RHDV2 is a viral disease that only affects rabbits (not people, pets, or livestock). Until very recently, it was not known whether or not North American native rabbits would be susceptible to it. They are not susceptible to another strain of the virus, RHDV1. This virus is not related to coronavirus; it is a calicivirus. Infection with this virus is associated with a high mortality rate and it is quite contagious. The virus can survive in the environment for an extended period of time.
The Arizona Game and Fish Department is investigating reports of dead cottontails and jackrabbits in order to determine the geographic extent of this outbreak, and the impact on the cottontail and jackrabbit populations.
“There will likely be a pretty significant decrease in the rabbit populations as this disease spreads, but hopefully it will be limited to southeastern Arizona,” said Justice-Allen. “Eventually the rabbits will develop a level of immunity to the virus and the populations will recover. The Department recommends burying dead rabbits to reduce the risk of disease transmission.”
The presence of RHDV2 in the U.S. domestic rabbit industry or in the wild rabbit populations would potentially impact the pet rabbit industry; 4-H, FFA, and other hobby groups; exhibitions; laboratories; and the meat, pelt, and hunting sectors.
A vaccine for RHDV2 is not currently available in the U.S. Rabbit owners should practice good biosecurity measures to protect their animals from this disease, such as washing your hands before and after working with rabbits and not sharing equipment with other owners. Rabbit owners should also avoid contact with wild or feral rabbits.

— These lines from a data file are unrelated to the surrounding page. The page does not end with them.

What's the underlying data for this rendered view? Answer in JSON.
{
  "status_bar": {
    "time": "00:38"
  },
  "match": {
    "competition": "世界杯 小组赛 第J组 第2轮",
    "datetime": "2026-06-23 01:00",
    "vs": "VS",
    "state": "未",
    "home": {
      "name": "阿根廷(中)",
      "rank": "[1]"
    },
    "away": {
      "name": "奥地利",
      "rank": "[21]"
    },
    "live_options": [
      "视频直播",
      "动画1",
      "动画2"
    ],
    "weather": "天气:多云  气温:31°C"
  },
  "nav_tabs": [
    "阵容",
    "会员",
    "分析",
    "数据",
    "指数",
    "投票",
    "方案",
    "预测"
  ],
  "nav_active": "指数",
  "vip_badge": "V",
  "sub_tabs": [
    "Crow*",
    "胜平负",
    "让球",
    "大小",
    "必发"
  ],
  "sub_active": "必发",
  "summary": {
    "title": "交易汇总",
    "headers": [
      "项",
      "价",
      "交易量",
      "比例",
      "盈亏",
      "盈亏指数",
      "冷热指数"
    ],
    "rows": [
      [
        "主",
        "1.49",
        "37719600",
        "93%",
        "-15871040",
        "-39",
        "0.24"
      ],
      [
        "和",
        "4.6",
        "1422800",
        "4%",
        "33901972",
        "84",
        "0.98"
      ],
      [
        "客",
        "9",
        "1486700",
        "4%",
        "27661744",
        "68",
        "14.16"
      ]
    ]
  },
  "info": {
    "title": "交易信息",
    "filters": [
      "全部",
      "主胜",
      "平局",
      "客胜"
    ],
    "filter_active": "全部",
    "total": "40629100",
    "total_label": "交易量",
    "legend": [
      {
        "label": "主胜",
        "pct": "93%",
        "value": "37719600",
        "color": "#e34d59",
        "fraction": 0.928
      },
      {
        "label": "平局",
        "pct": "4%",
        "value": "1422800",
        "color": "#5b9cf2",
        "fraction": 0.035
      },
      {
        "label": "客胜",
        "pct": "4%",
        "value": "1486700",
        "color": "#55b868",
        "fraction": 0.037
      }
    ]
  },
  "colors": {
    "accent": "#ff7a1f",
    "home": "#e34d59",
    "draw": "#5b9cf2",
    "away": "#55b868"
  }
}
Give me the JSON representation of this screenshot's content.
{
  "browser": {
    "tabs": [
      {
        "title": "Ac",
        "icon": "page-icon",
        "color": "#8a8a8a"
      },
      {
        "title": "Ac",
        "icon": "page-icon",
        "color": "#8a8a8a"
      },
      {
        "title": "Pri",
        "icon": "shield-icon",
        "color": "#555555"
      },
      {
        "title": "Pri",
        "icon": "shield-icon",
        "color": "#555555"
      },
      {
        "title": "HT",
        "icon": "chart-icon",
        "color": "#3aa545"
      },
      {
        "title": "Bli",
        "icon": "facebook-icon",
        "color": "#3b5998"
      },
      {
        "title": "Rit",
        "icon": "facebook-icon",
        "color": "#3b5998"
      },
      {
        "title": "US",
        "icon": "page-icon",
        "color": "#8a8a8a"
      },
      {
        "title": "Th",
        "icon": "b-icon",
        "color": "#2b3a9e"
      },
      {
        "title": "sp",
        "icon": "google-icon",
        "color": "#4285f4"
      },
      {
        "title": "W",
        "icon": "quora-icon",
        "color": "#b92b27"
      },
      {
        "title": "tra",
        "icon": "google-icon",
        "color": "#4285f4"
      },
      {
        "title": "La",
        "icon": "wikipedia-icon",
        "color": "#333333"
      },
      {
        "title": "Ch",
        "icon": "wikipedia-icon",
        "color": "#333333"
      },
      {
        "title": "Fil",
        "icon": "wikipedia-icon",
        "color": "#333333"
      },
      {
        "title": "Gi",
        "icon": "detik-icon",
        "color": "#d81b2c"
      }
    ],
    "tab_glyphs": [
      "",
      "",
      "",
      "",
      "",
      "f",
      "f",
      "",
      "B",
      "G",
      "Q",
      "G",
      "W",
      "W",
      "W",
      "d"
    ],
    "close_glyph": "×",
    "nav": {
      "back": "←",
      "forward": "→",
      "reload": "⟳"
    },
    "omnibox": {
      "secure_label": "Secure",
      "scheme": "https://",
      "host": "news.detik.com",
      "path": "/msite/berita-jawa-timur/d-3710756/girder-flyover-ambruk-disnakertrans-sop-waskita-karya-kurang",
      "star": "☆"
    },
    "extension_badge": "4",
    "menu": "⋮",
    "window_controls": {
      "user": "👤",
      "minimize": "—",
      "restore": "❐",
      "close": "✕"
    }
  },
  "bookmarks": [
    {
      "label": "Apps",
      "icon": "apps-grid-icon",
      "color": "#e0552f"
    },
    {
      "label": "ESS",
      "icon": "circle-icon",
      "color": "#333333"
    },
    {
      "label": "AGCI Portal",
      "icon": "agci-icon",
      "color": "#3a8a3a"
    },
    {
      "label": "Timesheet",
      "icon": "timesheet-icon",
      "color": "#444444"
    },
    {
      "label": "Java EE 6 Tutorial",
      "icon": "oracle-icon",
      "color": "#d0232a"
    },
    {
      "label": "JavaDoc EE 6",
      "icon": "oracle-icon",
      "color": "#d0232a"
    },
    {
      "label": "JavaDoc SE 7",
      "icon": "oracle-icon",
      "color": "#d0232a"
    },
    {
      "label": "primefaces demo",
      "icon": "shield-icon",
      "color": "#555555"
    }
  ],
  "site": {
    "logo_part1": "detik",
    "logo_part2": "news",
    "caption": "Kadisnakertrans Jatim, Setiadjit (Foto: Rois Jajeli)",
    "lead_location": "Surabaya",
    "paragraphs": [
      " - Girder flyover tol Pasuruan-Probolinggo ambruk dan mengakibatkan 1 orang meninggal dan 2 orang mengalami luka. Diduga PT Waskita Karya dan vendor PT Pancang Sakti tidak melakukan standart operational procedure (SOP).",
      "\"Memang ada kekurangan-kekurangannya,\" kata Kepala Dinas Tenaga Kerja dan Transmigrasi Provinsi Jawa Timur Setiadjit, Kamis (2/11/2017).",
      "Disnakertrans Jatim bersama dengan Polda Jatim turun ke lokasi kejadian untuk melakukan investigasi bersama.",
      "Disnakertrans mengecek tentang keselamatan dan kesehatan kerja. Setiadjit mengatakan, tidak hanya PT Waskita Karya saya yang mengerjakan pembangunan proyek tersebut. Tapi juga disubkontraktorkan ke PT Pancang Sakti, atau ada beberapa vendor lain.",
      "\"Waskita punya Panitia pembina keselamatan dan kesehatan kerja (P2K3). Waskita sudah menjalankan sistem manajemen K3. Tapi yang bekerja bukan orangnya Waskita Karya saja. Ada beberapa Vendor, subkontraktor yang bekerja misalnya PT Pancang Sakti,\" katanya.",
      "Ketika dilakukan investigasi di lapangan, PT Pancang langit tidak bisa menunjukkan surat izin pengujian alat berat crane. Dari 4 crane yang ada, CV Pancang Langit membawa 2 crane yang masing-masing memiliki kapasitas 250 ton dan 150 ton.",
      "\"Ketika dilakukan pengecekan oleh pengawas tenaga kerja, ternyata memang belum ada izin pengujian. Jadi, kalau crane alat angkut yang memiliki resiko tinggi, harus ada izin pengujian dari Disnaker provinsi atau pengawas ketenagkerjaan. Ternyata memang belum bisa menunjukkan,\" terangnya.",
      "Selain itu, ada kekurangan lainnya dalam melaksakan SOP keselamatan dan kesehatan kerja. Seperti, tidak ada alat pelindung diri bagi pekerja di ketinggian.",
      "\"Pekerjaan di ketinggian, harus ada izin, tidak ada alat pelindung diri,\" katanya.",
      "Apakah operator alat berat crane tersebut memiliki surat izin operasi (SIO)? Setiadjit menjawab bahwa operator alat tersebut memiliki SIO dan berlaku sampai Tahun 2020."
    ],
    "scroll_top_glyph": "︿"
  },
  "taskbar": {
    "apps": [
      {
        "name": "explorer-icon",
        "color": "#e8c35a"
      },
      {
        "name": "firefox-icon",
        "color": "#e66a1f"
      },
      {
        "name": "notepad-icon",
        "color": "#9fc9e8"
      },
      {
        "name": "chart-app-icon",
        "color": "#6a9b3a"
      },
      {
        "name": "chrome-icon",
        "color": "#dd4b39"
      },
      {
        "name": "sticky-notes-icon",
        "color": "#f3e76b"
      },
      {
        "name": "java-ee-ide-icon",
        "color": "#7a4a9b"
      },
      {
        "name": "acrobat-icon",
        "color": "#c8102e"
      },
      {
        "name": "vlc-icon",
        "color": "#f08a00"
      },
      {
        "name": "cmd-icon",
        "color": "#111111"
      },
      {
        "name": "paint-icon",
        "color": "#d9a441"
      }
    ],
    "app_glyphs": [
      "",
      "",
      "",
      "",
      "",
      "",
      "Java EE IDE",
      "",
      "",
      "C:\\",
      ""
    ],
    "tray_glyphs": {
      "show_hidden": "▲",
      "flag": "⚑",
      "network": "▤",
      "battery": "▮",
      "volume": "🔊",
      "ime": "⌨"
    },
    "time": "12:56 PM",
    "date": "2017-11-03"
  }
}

Rabbit owners who have questions about this disease should contact their veterinarians. If a case is suspected, veterinarians should contact APHIS or email firstname.lastname@example.org to contact the State Veterinarian’s Office. To report disease in wildlife, contact AZGFD at (623) 236-7201.